I suspect that the drop in guest hosts can be traced to the late night wars between Leno and Letterman. Letterman posed the first genuine competition for The Tonight Show, and all parties involved would do anything to come out on top. That involved carving out a strong brand for themselves, and proving that they were worthy of wearing the late night crown. If that meant never taking a break, so be it.
The only major shows that have had any guest hosts since the turn of the century were Ellen, The Late Show with David Letterman, and The Daily Show.
Letterman briefly flirted with using guest hosts on a more regular basis before abandoning the concept. One largely forgotten to time but surely significant now was Jimmy Fallon in 2003. He was a cast member on Saturday Night Live at the time, with no plans on hosting a talkshow. He later said, semi-jocularly, that doing this gave him “the bug” for hosting a talkshow.
Most of the time guest hosts appear when the regular host becomes ill. When Letterman had heart surgery in 2000, CBS wheeled in a series of guests hosts to cover for him while he recovered. On a few other occasions, Letterman was sick and had last minute guest hosts, notably, Adam Sandler.
Ellie Kemper took over for a sick Ellen DeGeneres for a single show. One of Trevor Noah’s shows was canceled due to Noah’s burst appendix, while another was hosted by Jordan Klepper while Noah was otherwise sick. Under Jon Stewart, Stephen Colbert and Jason Jones each helmed a show or two when Stewart was absent. Most recently, Jimmy Kimmel had guest hosts fill in for him while he attended to his ill newborn son.

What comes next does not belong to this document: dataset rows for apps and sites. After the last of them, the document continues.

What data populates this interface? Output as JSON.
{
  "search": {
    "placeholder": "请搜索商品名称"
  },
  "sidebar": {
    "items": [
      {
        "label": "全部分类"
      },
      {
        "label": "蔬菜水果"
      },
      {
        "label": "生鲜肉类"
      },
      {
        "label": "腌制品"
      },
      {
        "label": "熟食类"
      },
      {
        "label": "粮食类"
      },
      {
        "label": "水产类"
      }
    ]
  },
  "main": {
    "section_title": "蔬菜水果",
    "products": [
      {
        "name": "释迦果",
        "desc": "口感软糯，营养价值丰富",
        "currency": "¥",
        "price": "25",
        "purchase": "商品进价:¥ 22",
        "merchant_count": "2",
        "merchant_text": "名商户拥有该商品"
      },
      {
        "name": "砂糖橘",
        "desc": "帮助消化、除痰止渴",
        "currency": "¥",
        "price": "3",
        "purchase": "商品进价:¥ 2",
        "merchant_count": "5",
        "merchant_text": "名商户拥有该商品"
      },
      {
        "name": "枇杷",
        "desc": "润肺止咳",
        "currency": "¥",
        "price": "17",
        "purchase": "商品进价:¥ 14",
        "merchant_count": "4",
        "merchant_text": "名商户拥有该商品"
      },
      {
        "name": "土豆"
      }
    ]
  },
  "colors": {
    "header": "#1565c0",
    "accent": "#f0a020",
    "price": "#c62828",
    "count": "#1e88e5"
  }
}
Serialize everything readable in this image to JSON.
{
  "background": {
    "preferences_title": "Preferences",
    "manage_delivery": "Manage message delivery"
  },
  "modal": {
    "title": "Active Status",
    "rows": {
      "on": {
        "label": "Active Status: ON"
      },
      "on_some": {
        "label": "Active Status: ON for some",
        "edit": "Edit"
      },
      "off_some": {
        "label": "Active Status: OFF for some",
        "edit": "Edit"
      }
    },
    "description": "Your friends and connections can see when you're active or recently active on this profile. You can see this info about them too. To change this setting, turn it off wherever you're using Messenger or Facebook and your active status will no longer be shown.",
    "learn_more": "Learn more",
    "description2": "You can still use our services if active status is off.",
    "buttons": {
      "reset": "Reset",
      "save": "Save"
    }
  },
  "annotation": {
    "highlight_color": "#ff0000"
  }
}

Television production has changed dramatically in the decades since Carson reigned supreme. There’s more competition, and people aren’t just happy to have a job in television anymore. Indeed, one of the reasons the entire show tends to take off when the host does it because the crew needs a break, too; writing four or five shows a week for 52 weeks a year is demanding for all parties involved.
With so many hosts fighting for an audience — and with so many trying to copy the work ethic of Leno and Letterman — guest hosting may be a thing of the past. We’re likely at least 10 to 20 years out before the talk shows on NBC and CBS need a new host. Up-and-comer James Corden is young enough to take over from Stephen Colbert eventually. Kimmel has hinted that he’ll retire once his contract is up, but there’s no word on his planned replacement.
Unless there’s a seismic change in the way late night is done, guest hosts are a thing of the past. That’s good for reliability and perhaps, for ratings. But where the next great host will come from is a big question mark.